I’m really big on protecting my team from burnout too. Firefly is a people business. Our people are our biggest asset and their health, wellbeing, happiness and fulfilment in their work is critical to our success and our clients’ success. Being flexible in terms of working conditions, having the option to work from home and being supportive of staff who need help or a break is vital. It’s about having an open dialogue and trust with your people, striving for performance, of course, but balancing that with sustainability.
When I reflect on what I could have done differently to avoid hitting burnout, there are a few things I come up with. Hiring people around me earlier on who could have supported my weaknesses is a big one – for example, I wish I’d brought a general manager in earlier. You either pay in time or money, but great people can take your business far.
With the benefit of hindsight, I can now acknowledge the power of simplicity, of the idea that less is more. I could have focused more on a certain area of the business and become the best in the world at it.
But, actually, there’s a big caveat to the above points. In truth, I wouldn’t change a thing, because if I didn’t make these mistakes, I wouldn’t have learnt the crucial lessons I needed to in order to grow. I’m happy that I made these mistakes early on, so I can apply their lessons today.
My advice to anyone thinking about starting their own business is to focus on creating a business that does good and that you’re passionate about. If your goal doesn’t make you feel excited to jump out of bed, it’s probably not big enough. Reach for the stars and have big dreams and goals to work towards. It’s a cliché, but it’s true. It’s much more enjoyable working on something you love than something engineered purely for money.
Also, learn from others who’ve made mistakes in the past, so you don’t have to.
For me, business is about controlling my own destiny – and the sky’s the limit. I love creating things, so having something that started as an idea become a reality is a really special thing. You can reach the highest of highs and lowest of lows, but it’s an exciting journey – challenging and very rewarding.

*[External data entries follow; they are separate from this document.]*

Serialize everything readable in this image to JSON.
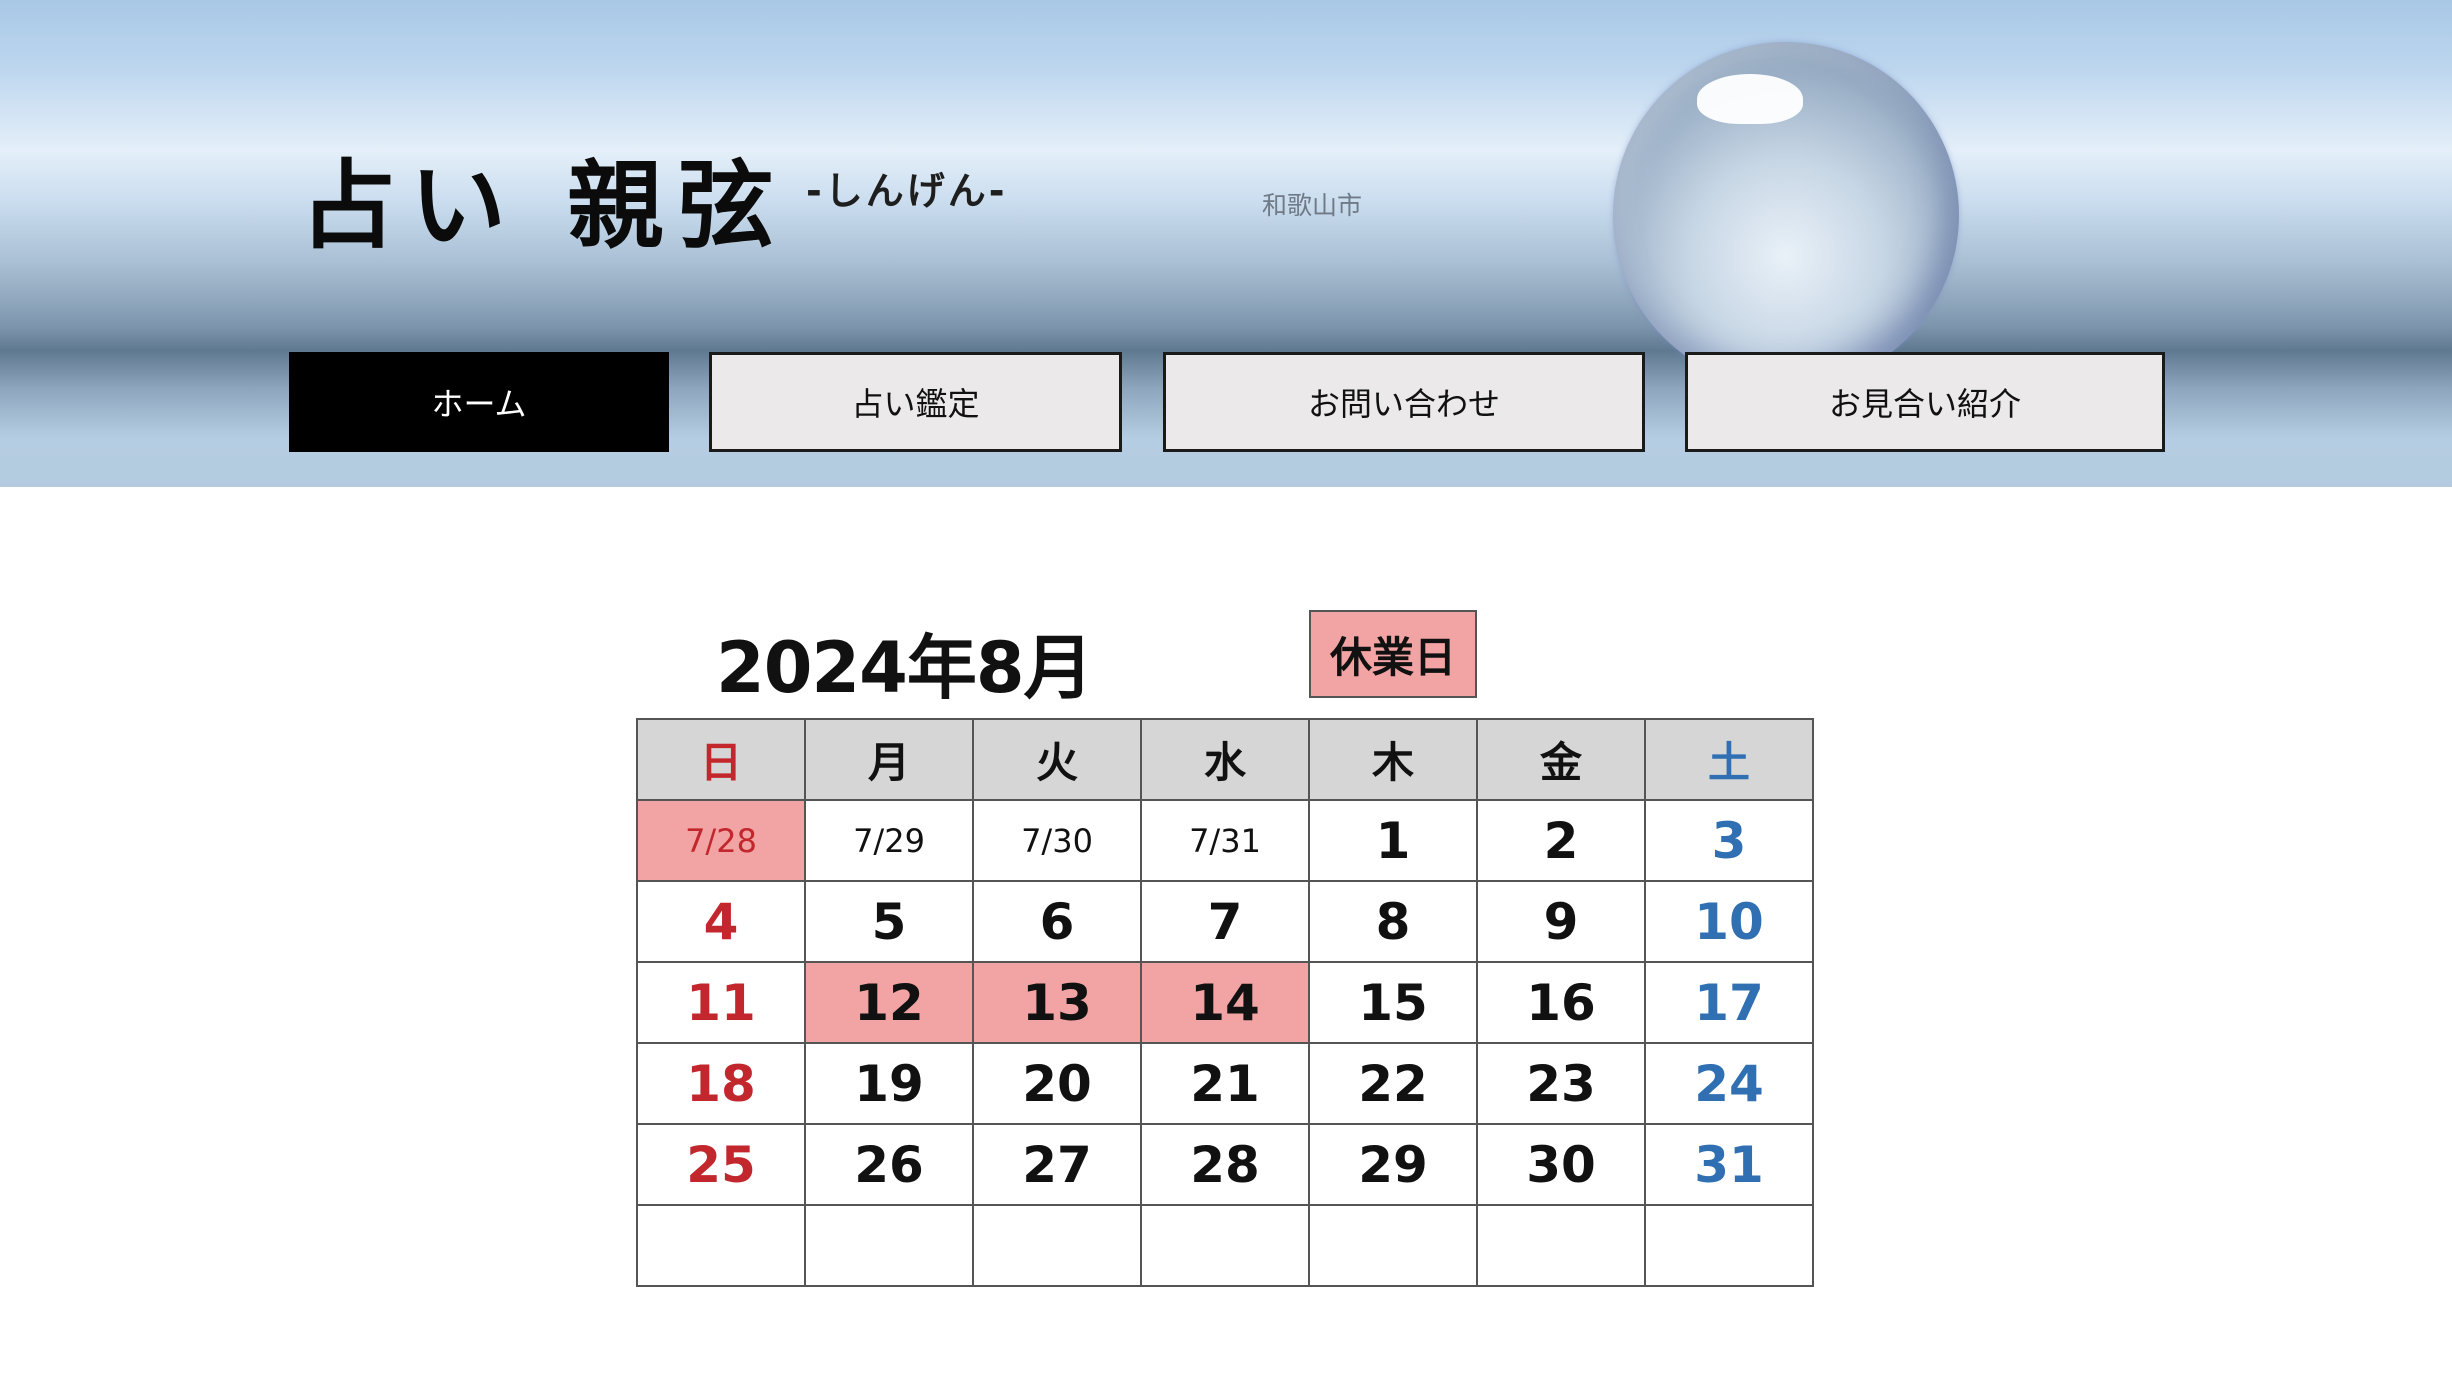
{
  "site": {
    "title": "占い 親弦",
    "subtitle": "-しんげん-",
    "location": "和歌山市"
  },
  "nav": {
    "items": [
      {
        "label": "ホーム",
        "active": true
      },
      {
        "label": "占い鑑定",
        "active": false
      },
      {
        "label": "お問い合わせ",
        "active": false
      },
      {
        "label": "お見合い紹介",
        "active": false
      }
    ]
  },
  "calendar": {
    "title": "2024年8月",
    "legend_label": "休業日",
    "legend_color": "#f2a3a3",
    "weekday_headers": [
      "日",
      "月",
      "火",
      "水",
      "木",
      "金",
      "土"
    ],
    "weeks": [
      [
        "7/28",
        "7/29",
        "7/30",
        "7/31",
        "1",
        "2",
        "3"
      ],
      [
        "4",
        "5",
        "6",
        "7",
        "8",
        "9",
        "10"
      ],
      [
        "11",
        "12",
        "13",
        "14",
        "15",
        "16",
        "17"
      ],
      [
        "18",
        "19",
        "20",
        "21",
        "22",
        "23",
        "24"
      ],
      [
        "25",
        "26",
        "27",
        "28",
        "29",
        "30",
        "31"
      ],
      [
        "",
        "",
        "",
        "",
        "",
        "",
        ""
      ]
    ],
    "closed_days": [
      "7/28",
      "12",
      "13",
      "14"
    ],
    "sunday_color": "#c2272d",
    "saturday_color": "#2f6fb2"
  }
}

My motivation to start a business is at my core, it’s who I am as a person. I’m essentially unemployable, but I wouldn’t have it any other way. And I’m just getting started.
This article was originally published in the September/October 2021 issue of NZ Marketing. Click here to subscribe.